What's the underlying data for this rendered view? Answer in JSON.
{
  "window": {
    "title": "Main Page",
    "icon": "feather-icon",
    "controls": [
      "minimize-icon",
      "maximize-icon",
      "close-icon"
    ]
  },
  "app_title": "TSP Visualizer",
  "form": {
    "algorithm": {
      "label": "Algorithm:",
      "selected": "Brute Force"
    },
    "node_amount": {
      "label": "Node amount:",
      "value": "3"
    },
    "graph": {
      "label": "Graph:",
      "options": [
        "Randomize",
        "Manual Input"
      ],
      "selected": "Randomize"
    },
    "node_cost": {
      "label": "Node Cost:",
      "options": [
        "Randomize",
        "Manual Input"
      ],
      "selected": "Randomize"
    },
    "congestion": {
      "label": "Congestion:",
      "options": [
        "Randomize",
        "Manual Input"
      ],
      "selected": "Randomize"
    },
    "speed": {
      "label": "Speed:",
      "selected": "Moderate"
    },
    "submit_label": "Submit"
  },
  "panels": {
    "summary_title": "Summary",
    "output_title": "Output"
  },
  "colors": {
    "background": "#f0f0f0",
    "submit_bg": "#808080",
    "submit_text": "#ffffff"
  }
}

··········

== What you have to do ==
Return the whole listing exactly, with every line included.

== Your response ==
What's the underlying data for this rendered view? Answer in JSON.
{
  "window": {
    "title": "Main Page",
    "icon": "feather-icon",
    "controls": [
      "minimize-icon",
      "maximize-icon",
      "close-icon"
    ]
  },
  "app_title": "TSP Visualizer",
  "form": {
    "algorithm": {
      "label": "Algorithm:",
      "selected": "Brute Force"
    },
    "node_amount": {
      "label": "Node amount:",
      "value": "3"
    },
    "graph": {
      "label": "Graph:",
      "options": [
        "Randomize",
        "Manual Input"
      ],
      "selected": "Randomize"
    },
    "node_cost": {
      "label": "Node Cost:",
      "options": [
        "Randomize",
        "Manual Input"
      ],
      "selected": "Randomize"
    },
    "congestion": {
      "label": "Congestion:",
      "options": [
        "Randomize",
        "Manual Input"
      ],
      "selected": "Randomize"
    },
    "speed": {
      "label": "Speed:",
      "selected": "Moderate"
    },
    "submit_label": "Submit"
  },
  "panels": {
    "summary_title": "Summary",
    "output_title": "Output"
  },
  "colors": {
    "background": "#f0f0f0",
    "submit_bg": "#808080",
    "submit_text": "#ffffff"
  }
}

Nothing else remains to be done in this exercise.